Understanding the interface between European wild boar (Sus scrofa) and domestic pigs (Sus scrofa domesticus) in Sweden through a questionnaire study

Ernholm, Linda; Ståhl, Karl; Neimanis, Aleksija; Widgren, Stefan; Sternberg Lewerin, Susanna


Background In recent years, the wildlife/livestock interface has attracted increased attention due to disease transmission between wild and domestic animal populations. The ongoing spread of African swine fever (ASF) in European wild boar (Sus scrofa) emphasize the need for further understanding of the wildlife/livestock interface to prevent disease spill-over between the wild and domestic populations. Although wild boar may also act as a potential source for other infectious disease agents, ASF is currently the most severe threat from wild boar to domestic pigs. To gather information on the wild boar situation at commercial pig producing farms in Sweden, a digital questionnaire survey was distributed through the animal health services. Results Most pigs produced for commercial purposes in Sweden are raised without outdoor access. Of the 211 responding pig producers, 80% saw wild boar or signs of wild boar activity in the vicinity of their farm at least once during the year. Observations were significantly correlated with geographical region, but there was no correlation between farm characteristics (farm size, main type of production, outdoor access) and observed wild boar presence or proximity. However, a reported higher frequency of wild boar observations was positively correlated with the observations being made in closer proximity to the farm. Hunting and strategic baiting were the most common mitigation strategies used to keep wild boar at bay. Of the 14 farms raising pigs with outdoor access, 12 responded that these pigs could be raised solely indoors if needed. Pigs with outdoor access are required to be fenced in, but double fencing in these outdoor pig enclosures was not practiced by all. A perimeter fence surrounding any type of pig farm was very rare. More than half of the producers that grew crops with intended use for pigs reported crop damage by wild boar. Conclusion This study shows that although pigs raised for commercial purposes in Sweden are, to a large extent, kept indoors the potential for indirect contact with wild boar exists and must be considered.

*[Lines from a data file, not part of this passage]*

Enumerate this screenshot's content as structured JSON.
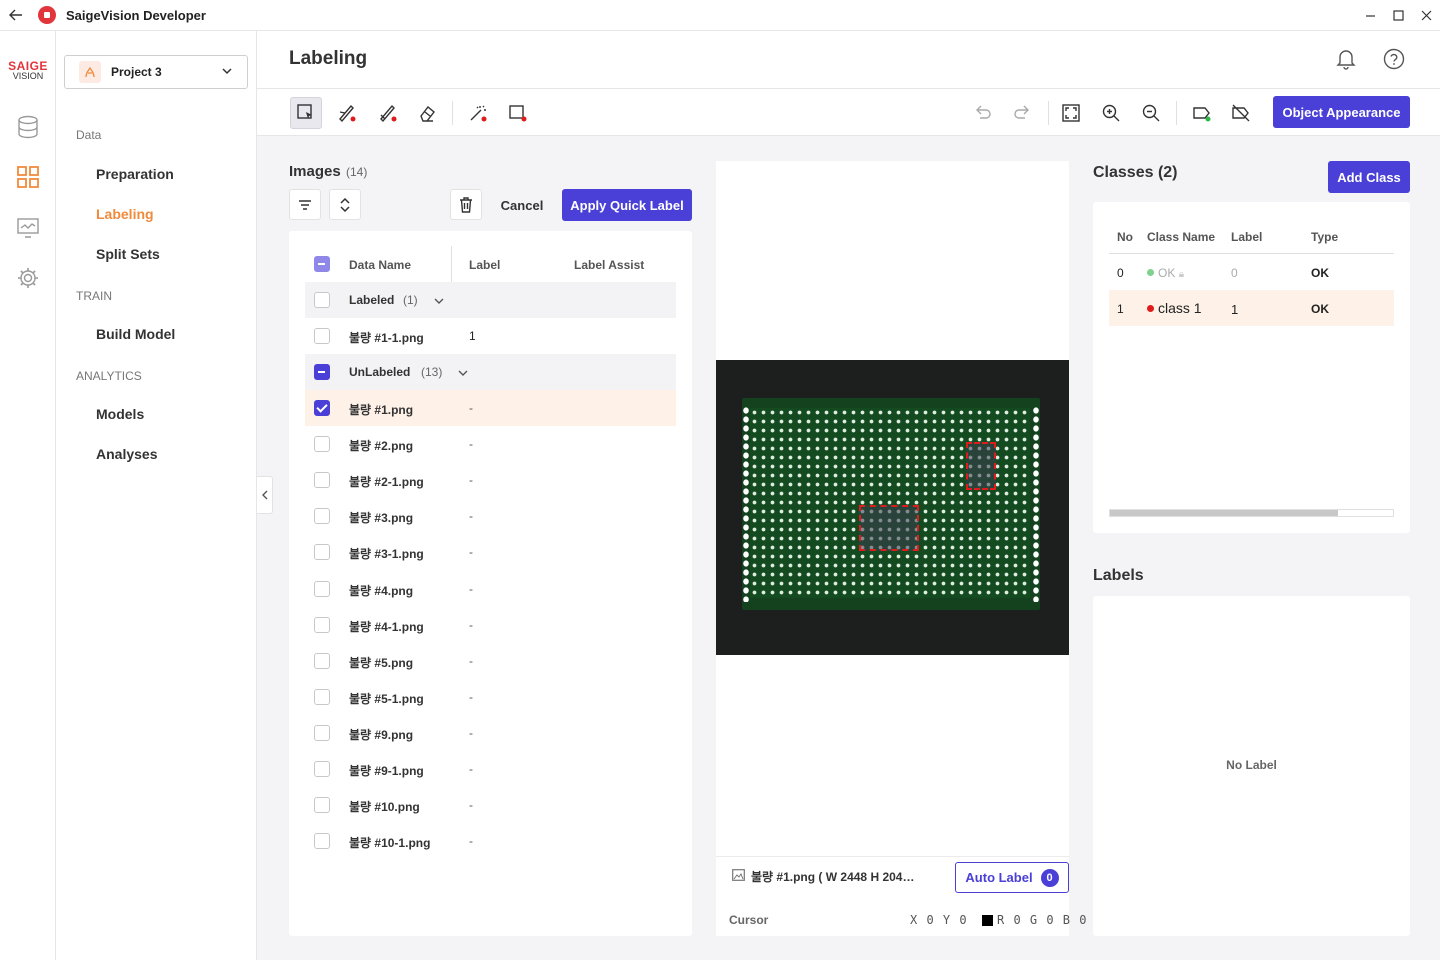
{
  "app": {
    "title": "SaigeVision Developer"
  },
  "brand": {
    "line1": "SAIGE",
    "line2": "VISION"
  },
  "sidebar": {
    "project": "Project 3",
    "sections": [
      {
        "label": "Data",
        "items": [
          "Preparation",
          "Labeling",
          "Split Sets"
        ]
      },
      {
        "label": "TRAIN",
        "items": [
          "Build Model"
        ]
      },
      {
        "label": "ANALYTICS",
        "items": [
          "Models",
          "Analyses"
        ]
      }
    ],
    "active_item": "Labeling"
  },
  "header": {
    "title": "Labeling"
  },
  "toolbar": {
    "object_appearance": "Object Appearance"
  },
  "images": {
    "title": "Images",
    "count": "(14)",
    "cancel": "Cancel",
    "apply_quick_label": "Apply Quick Label",
    "columns": {
      "name": "Data Name",
      "label": "Label",
      "assist": "Label Assist"
    },
    "groups": {
      "labeled": {
        "name": "Labeled",
        "count": "(1)"
      },
      "unlabeled": {
        "name": "UnLabeled",
        "count": "(13)"
      }
    },
    "labeled_rows": [
      {
        "name": "불량 #1-1.png",
        "label": "1"
      }
    ],
    "unlabeled_rows": [
      {
        "name": "불량 #1.png",
        "label": "-"
      },
      {
        "name": "불량 #2.png",
        "label": "-"
      },
      {
        "name": "불량 #2-1.png",
        "label": "-"
      },
      {
        "name": "불량 #3.png",
        "label": "-"
      },
      {
        "name": "불량 #3-1.png",
        "label": "-"
      },
      {
        "name": "불량 #4.png",
        "label": "-"
      },
      {
        "name": "불량 #4-1.png",
        "label": "-"
      },
      {
        "name": "불량 #5.png",
        "label": "-"
      },
      {
        "name": "불량 #5-1.png",
        "label": "-"
      },
      {
        "name": "불량 #9.png",
        "label": "-"
      },
      {
        "name": "불량 #9-1.png",
        "label": "-"
      },
      {
        "name": "불량 #10.png",
        "label": "-"
      },
      {
        "name": "불량 #10-1.png",
        "label": "-"
      }
    ]
  },
  "canvas": {
    "file_info": "불량 #1.png ( W 2448 H 204…",
    "auto_label": "Auto Label",
    "auto_label_count": "0",
    "cursor_label": "Cursor",
    "cursor_xy": "X 0 Y 0",
    "cursor_rgb": "R 0 G 0 B 0"
  },
  "classes": {
    "title": "Classes (2)",
    "add_class": "Add Class",
    "columns": {
      "no": "No",
      "name": "Class Name",
      "label": "Label",
      "type": "Type"
    },
    "rows": [
      {
        "no": "0",
        "name": "OK",
        "label": "0",
        "type": "OK",
        "color": "#7ed28c"
      },
      {
        "no": "1",
        "name": "class 1",
        "label": "1",
        "type": "OK",
        "color": "#e01b1b"
      }
    ]
  },
  "labels": {
    "title": "Labels",
    "empty": "No Label"
  },
  "colors": {
    "accent": "#4a3fd6",
    "brand": "#e1353b",
    "active_nav": "#f08a3c"
  }
}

Variable local situations regarding wild boar abundance may require an adaptive approach regarding biosecurity efforts.


African swine fever; Disease transmission; Wildlife-livestock interface

Publicerad i

Acta Veterinaria Scandinavica
2023, Volym: 65, nummer: 1, artikelnummer: 40